* **Task requirements**
The answer should be a single number: how many lines in the material contain "chevron".

* **Input data**

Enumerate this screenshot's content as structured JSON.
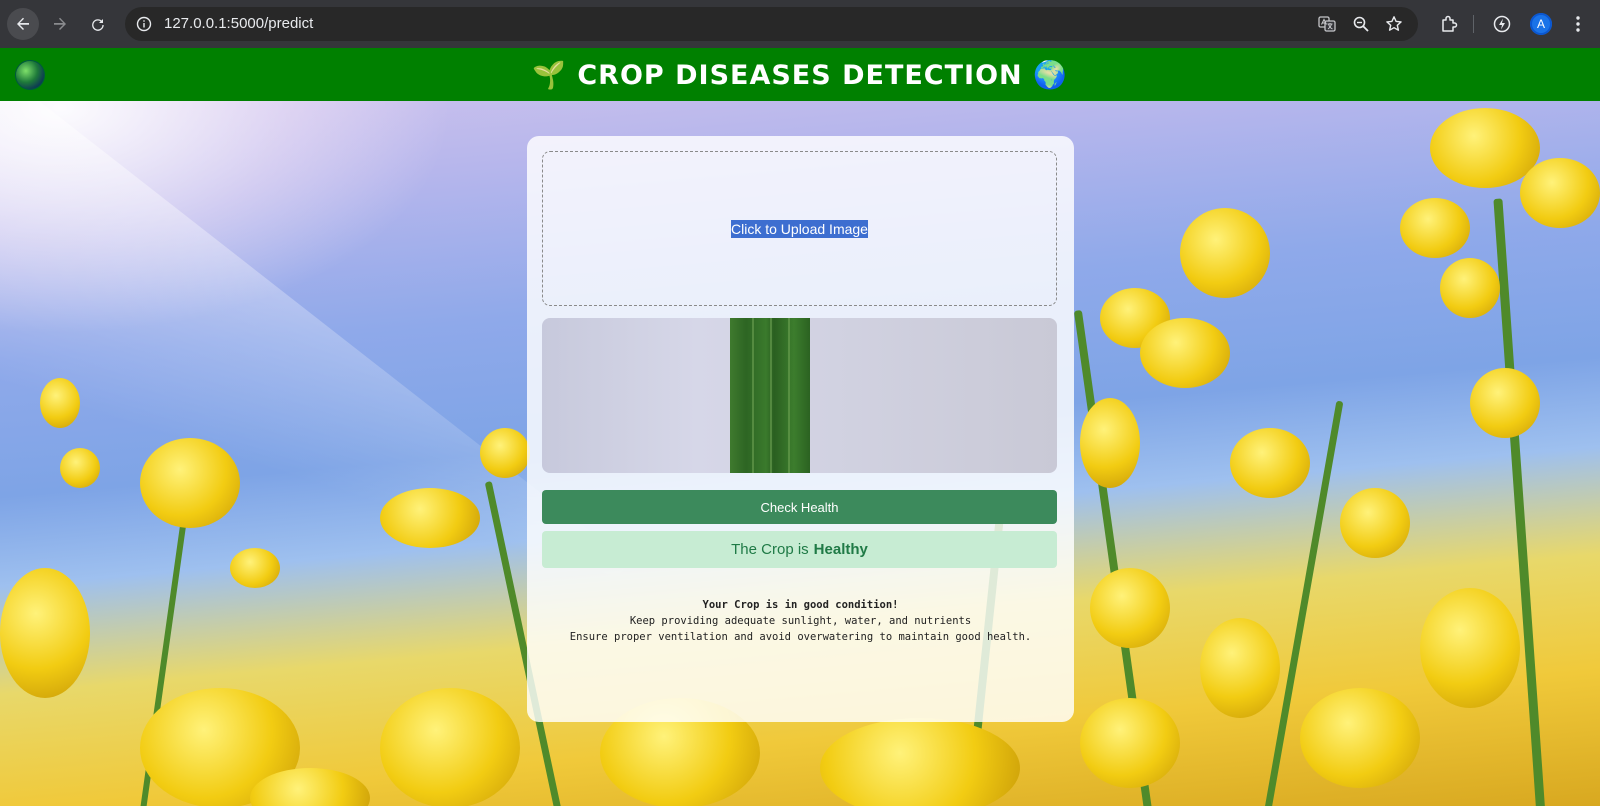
{
  "browser": {
    "url": "127.0.0.1:5000/predict",
    "avatar_letter": "A",
    "icons": [
      "back-icon",
      "forward-icon",
      "reload-icon",
      "site-info-icon",
      "translate-icon",
      "zoom-icon",
      "bookmark-star-icon",
      "extensions-icon",
      "performance-icon",
      "profile-avatar",
      "menu-kebab-icon"
    ]
  },
  "header": {
    "title": "🌱 CROP DISEASES DETECTION 🌍",
    "background": "#008000"
  },
  "card": {
    "upload_label": "Click to Upload Image",
    "check_button": "Check Health",
    "result_prefix": "The Crop is",
    "result_status": "Healthy",
    "advice_title": "Your Crop is in good condition!",
    "advice_line1": "Keep providing adequate sunlight, water, and nutrients",
    "advice_line2": "Ensure proper ventilation and avoid overwatering to maintain good health."
  },
  "colors": {
    "check_button": "#3c8a5c",
    "result_bg": "#c7ecd3",
    "result_text": "#1f7a46"
  }
}
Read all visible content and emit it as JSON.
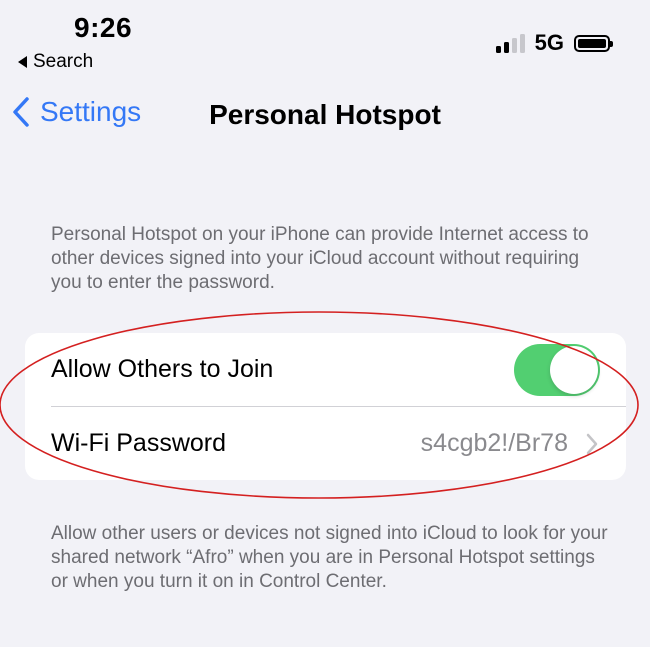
{
  "status_bar": {
    "time": "9:26",
    "back_app": "Search",
    "network": "5G"
  },
  "nav": {
    "back_label": "Settings",
    "title": "Personal Hotspot"
  },
  "description_top": "Personal Hotspot on your iPhone can provide Internet access to other devices signed into your iCloud account without requiring you to enter the password.",
  "settings": {
    "allow_others_label": "Allow Others to Join",
    "allow_others_on": true,
    "wifi_password_label": "Wi-Fi Password",
    "wifi_password_value": "s4cgb2!/Br78"
  },
  "description_bottom": "Allow other users or devices not signed into iCloud to look for your shared network “Afro” when you are in Personal Hotspot settings or when you turn it on in Control Center.",
  "colors": {
    "accent": "#3478f6",
    "toggle_on": "#34c759",
    "annotation": "#d42020",
    "background": "#f2f2f7"
  },
  "icons": [
    "back-triangle-icon",
    "signal-bars-icon",
    "battery-icon",
    "chevron-left-icon",
    "chevron-right-icon"
  ]
}
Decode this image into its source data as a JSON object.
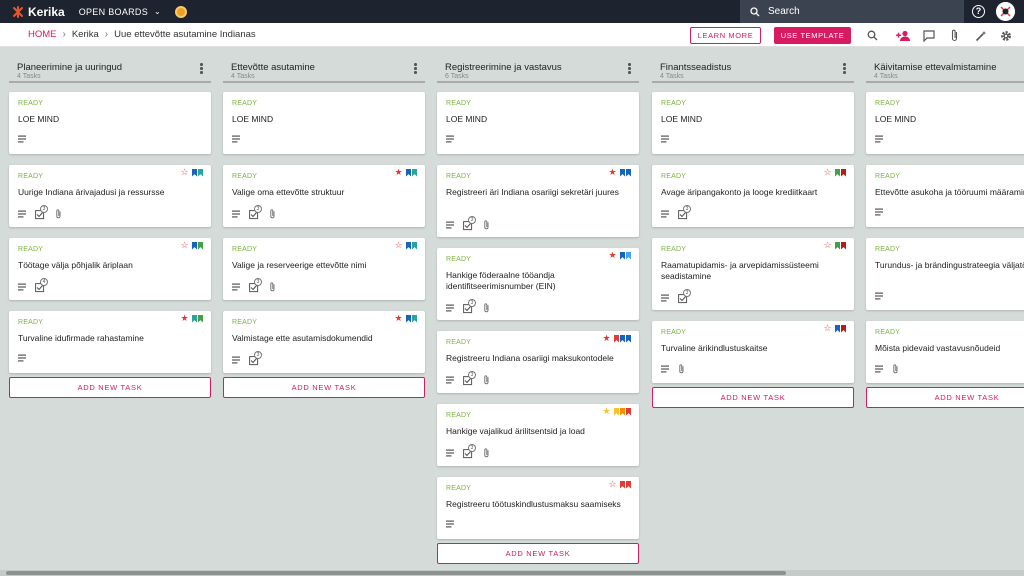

* **Answer section**
2